The decline of flora and fauna of rocky intertidal habitats along wave-exposed coasts has been observed globally. Over the past ten years, researchers have showed links between organism population change and human visitation disturbance. The rocky intertidal zone in Los Angeles County, CA, is especially vulnerable to visitation disturbance due to its large human population coupled with the importance of the ocean as a recreation center. This study investigated recreational activity patterns and intensity of use by visitors along the rocky intertidal zone at ten sites in the Santa Monica Bay, Los Angeles County, California. Use varied from 0.4 visitors hr-1 to 42.7 visitors hr-1. Estimates of use, conservatively extrapolated from samples taken at low tides during daylight hours, indicate that >20,000 people visited the most highly used sites each year. Surveys of visitor activities indicate that approximately 50% of the visitors walked at the site without engaging in more destructive activities. Fishers were infrequent at most of the surveyed sites. Collectors were most frequent at White’s Point. The most commonly collected species included mussels, sea stars, owl limpets, urchins, snails, crabs, and sea slugs. Sitters/standers, walkers, and fishers tend to spend a majority of their time in one activity. Handlers and collectors, on the other hand, spend a relatively equal amount of time sitting/standing, walking, handling, and in the case of collectors, collecting. Intensity and patterns of human use can provide useful information required to design an effective management strategy to protect vulnerable species. Current management practices appear ineffective in protecting rocky intertidal flora and fauna from human disturbance since collecting, trampling, and handling occur intensively. In sites that are protected by law from collecting activities, enforcement was virtually absent. Enforcement may be more effective if concentrated on the most visited sites and on weekends when visitation is highest.
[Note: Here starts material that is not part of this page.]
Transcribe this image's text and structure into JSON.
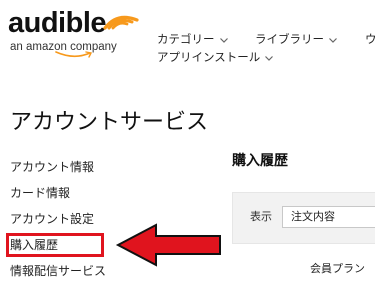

Community / Local
Conservation / Restoration
Type of Adaptation Action/Strategy
Natural Resource Management / Conservation
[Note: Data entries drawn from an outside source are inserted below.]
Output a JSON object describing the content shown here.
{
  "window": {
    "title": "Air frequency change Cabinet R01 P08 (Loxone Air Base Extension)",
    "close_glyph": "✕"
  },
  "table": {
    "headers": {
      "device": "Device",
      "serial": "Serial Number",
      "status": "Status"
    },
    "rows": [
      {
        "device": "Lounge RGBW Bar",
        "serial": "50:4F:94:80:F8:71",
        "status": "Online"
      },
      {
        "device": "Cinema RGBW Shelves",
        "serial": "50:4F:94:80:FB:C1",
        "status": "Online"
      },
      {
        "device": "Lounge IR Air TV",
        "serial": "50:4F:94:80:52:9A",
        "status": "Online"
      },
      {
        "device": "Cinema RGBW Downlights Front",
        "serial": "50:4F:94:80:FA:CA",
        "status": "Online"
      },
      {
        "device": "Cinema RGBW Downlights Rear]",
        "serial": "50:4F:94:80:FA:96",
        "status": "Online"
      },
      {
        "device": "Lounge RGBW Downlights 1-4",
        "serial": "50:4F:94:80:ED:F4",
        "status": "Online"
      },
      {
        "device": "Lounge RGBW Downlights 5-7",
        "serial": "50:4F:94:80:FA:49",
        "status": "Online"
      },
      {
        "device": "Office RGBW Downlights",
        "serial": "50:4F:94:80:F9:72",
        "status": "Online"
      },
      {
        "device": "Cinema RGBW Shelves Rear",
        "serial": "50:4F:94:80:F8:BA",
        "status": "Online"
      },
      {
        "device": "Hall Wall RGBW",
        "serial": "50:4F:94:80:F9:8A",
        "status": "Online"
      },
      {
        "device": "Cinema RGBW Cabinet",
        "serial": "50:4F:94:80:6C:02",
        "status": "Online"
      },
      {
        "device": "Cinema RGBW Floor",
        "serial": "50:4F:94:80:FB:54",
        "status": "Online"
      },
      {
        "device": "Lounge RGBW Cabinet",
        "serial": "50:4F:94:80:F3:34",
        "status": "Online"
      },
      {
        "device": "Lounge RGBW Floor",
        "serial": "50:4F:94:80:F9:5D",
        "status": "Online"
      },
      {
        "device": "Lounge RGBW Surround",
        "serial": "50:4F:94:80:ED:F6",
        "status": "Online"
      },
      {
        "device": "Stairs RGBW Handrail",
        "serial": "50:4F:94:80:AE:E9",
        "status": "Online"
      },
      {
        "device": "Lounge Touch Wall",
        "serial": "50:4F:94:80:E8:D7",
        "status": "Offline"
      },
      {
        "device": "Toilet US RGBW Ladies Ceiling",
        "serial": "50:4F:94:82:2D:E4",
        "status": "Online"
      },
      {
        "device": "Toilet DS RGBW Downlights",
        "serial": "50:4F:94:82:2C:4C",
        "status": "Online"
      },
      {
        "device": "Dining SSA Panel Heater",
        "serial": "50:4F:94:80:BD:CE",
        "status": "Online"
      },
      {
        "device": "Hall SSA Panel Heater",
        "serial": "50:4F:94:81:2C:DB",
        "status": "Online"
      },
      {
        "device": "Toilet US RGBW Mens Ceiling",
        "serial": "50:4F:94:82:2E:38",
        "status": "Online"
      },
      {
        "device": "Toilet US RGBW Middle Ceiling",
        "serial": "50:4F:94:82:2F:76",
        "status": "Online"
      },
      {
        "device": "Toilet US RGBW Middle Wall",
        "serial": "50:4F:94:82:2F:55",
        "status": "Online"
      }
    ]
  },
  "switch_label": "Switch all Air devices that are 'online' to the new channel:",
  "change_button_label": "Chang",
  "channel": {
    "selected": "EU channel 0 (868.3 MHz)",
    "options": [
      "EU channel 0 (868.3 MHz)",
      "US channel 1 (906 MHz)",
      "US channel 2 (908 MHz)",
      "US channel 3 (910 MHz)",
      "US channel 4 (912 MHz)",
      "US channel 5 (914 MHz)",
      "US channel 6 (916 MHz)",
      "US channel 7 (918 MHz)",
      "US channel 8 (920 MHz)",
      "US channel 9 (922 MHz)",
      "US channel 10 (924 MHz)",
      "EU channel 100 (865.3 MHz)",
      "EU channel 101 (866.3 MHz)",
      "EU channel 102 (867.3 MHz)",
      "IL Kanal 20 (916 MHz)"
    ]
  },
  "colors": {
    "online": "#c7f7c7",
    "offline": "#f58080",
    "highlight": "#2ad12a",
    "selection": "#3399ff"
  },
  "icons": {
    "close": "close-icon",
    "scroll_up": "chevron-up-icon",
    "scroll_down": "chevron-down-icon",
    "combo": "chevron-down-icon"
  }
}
Incorporate future conditions into natural resources planning and policies